### [What the task asks]
Examine every line of the listing below. Count those containing "JSON" and state only the result.

### [The records]
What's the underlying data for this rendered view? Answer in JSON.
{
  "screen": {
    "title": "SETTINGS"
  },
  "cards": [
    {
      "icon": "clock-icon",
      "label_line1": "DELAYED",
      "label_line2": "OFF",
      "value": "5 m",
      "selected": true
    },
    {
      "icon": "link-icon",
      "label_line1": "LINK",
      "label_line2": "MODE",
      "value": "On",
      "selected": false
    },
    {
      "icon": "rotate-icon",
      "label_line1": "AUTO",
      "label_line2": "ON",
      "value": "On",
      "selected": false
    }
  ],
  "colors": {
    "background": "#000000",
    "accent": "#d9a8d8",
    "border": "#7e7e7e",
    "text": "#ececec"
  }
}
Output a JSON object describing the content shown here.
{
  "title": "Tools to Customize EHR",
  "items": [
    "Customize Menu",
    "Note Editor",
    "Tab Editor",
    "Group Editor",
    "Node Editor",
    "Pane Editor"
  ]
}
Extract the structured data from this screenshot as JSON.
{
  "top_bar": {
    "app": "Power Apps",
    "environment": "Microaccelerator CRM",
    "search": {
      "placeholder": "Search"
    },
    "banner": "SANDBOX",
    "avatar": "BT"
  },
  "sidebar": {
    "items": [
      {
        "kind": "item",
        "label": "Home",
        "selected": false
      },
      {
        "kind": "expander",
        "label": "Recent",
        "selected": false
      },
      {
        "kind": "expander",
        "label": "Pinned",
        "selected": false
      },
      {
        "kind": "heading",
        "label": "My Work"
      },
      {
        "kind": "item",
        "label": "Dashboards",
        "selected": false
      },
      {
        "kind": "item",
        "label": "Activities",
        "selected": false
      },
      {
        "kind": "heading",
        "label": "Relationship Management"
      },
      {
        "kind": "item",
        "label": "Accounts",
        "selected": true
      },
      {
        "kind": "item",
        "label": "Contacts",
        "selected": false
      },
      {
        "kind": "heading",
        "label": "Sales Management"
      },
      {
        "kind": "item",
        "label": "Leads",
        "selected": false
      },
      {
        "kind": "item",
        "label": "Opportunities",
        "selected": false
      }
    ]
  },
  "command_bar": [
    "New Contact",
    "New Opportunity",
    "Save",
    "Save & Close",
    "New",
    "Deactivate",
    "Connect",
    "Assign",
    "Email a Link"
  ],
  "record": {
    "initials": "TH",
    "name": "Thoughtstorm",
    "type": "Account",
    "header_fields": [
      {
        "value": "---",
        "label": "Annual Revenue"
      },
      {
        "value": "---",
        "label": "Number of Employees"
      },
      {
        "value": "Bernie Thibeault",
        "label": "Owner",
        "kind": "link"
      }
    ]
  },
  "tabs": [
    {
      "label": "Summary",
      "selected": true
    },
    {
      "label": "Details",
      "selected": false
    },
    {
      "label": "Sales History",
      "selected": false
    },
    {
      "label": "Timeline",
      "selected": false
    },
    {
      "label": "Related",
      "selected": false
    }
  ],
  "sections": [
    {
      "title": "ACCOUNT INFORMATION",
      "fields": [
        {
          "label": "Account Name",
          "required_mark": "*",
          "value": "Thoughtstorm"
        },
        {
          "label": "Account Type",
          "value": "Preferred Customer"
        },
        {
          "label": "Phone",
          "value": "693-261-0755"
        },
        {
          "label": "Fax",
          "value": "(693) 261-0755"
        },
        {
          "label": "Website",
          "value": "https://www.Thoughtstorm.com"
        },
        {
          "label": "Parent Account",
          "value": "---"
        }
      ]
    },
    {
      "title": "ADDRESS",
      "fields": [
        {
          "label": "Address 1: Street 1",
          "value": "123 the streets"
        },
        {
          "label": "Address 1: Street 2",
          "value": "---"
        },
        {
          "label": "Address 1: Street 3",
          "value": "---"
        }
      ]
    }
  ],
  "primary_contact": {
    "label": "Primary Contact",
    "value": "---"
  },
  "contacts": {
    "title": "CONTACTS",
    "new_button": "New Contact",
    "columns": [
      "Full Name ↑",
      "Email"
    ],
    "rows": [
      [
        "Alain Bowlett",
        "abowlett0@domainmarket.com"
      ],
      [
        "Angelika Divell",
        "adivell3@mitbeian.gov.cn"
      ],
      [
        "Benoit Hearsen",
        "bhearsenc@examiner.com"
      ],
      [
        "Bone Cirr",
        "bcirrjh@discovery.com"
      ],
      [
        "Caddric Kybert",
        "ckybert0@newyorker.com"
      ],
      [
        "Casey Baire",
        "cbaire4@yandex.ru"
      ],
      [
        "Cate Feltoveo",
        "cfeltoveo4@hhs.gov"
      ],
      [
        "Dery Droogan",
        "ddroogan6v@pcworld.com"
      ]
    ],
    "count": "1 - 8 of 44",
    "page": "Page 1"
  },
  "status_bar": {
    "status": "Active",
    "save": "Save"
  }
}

### [Solution to the exercise]
3